- Ovidiu Bodrogean
- Ozana Bijelonjić
- Paul Edwards
- Philipp Denk
- Sandra Markota Sever
- Sanja Antoliš
- Sanja Vučetić
- Sebastian Kirscher
- Virginia Götze
- Zrinka Mavračić
- Date Added:
When languages die, they take away the knowledge preserved in them. At least one language is dying in every second week. Think about the indigenous culture, and cuisine, and weaving techniques, the unique soothing music, the dance forms, and many more that have only been ascribed in a particular language—they are too valuable to lose. We can create a lot with AI, but who does not want to play a digital game or even a board game that is recreated from an indigenous game-play?It’s a great benefit to live in an era that has such powerful digital tools to document and grow languages for many generations that are yet to come. This is probably the right time to think how we can take the advantage of openness—that contains the open source software, the open educational resource, the open processes and communities, and a diverse range of outcomes in open standards—to transform the state of many endangered languages.
Languages and compilers to exploit multithreaded parallelism. Implicit parallel programming using functional languages and their extensions. Higher-order functions, non-strictness, and polymorphism. Explicit parallel programming and nondeterminism. The lambda calculus and its variants. Term rewriting and operational semantics. Compiling multithreaded code for symmetric multiprocessors and clusters. Static analysis and compiler optimizations.

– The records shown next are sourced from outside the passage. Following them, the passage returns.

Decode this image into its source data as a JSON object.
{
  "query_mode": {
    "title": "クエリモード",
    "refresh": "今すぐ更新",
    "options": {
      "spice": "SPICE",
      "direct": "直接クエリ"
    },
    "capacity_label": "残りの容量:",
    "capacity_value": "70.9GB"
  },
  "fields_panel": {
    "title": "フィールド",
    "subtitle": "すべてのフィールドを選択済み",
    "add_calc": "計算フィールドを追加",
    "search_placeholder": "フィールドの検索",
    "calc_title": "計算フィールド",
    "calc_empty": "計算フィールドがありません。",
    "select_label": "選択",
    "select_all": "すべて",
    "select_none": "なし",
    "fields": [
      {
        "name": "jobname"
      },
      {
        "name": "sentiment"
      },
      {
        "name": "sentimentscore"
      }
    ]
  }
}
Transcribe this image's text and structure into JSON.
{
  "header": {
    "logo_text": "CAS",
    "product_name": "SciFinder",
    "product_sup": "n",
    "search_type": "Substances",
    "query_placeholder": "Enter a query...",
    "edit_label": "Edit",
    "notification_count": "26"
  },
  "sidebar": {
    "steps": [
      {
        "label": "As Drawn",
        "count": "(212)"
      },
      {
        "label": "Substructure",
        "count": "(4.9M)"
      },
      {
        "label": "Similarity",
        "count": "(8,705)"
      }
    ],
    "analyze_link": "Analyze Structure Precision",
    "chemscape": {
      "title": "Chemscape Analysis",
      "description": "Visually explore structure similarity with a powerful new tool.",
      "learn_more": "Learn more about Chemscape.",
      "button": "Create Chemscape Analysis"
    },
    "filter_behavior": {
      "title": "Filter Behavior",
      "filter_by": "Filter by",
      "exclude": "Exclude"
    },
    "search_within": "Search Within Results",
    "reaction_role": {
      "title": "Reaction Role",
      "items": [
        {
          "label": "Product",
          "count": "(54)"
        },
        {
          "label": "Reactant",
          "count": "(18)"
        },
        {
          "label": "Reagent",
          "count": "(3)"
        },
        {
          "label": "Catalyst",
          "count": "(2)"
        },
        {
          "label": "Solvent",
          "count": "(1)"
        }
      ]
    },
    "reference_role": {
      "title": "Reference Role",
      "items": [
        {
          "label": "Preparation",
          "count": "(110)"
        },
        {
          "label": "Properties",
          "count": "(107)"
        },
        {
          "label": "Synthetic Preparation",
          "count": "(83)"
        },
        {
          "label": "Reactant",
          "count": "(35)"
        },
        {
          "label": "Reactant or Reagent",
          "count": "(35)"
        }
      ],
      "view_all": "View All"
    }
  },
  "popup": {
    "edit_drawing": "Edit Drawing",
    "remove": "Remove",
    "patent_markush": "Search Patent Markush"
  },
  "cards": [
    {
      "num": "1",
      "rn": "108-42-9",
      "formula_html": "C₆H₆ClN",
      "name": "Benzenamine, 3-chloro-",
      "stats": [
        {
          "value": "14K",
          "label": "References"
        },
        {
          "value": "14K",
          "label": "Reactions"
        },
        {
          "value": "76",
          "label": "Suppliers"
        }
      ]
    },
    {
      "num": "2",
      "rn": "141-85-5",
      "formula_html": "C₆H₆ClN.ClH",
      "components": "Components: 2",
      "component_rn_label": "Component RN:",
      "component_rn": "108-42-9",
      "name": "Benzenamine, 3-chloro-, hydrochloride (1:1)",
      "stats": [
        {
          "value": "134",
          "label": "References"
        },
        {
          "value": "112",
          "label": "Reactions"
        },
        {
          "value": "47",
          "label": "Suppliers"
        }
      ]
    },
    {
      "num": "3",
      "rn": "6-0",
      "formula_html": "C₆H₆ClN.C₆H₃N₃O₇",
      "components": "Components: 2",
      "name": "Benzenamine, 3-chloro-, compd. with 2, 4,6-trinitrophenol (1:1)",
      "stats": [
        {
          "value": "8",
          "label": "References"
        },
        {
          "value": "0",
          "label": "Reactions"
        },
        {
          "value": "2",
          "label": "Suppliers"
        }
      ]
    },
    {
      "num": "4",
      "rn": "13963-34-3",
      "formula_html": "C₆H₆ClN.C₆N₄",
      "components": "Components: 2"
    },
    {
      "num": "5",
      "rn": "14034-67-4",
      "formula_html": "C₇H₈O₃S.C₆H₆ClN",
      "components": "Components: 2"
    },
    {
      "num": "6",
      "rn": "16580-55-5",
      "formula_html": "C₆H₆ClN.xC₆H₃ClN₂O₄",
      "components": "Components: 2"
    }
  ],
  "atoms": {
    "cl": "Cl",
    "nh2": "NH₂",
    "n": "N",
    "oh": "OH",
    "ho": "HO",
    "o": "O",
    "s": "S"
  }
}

This course examines the underlying concepts and theory of database management systems. The course takes the learner through the foundations of database systems, focusing on basics such as the relational algebra and data model, schema normalization. The course focus is mainly on relational data models and relational query operations, together with SQL for data definitions and queries. The course offers a learner an introduction to the design and programming of database system Topics include : Data models, schemas, and Instances; Database language and Interfaces ; Data modeling using the Entity-relationship model ; Relational model concepts; Update operations; Relational algebra and the use of SQL in a programming environment.
The purpose of these PBL units is to provide advanced students of Spanish (generally 3rd and 4th year college students) a series of compelling problems from Spanish culture and society. Each unit introduces a problem that students must solve collaboratively in small teams (4-6) over the course of approximately four weeks, assuming 2-3 class meetings per week. The instructor coaches the teams as they seek to fill gaps in understanding, revise hypotheses to incorporate new knowledge, and craft solutions that recognize various perspectives on the problem. Each unit is based on particular objectives, but the skills and processes students will exercise are the same across all units: collaborative problem solving, self-directed research and synthesis of information, argumentation based on sound evidence, and communication in Spanish.
This is a book written by a community college Spanish instructor. It contains explanations, examples, fill-in-the-blank activities, reading activities, writing activities and speaking activities. The grammar and vocabulary covered in this book are in line with the state-wide accepted goals and objectives for grammar at the 101 level in Arizona. If you would like an editable version of the book, or learn how to make this type of book, feel free to contact me at firstname.lastname@example.org.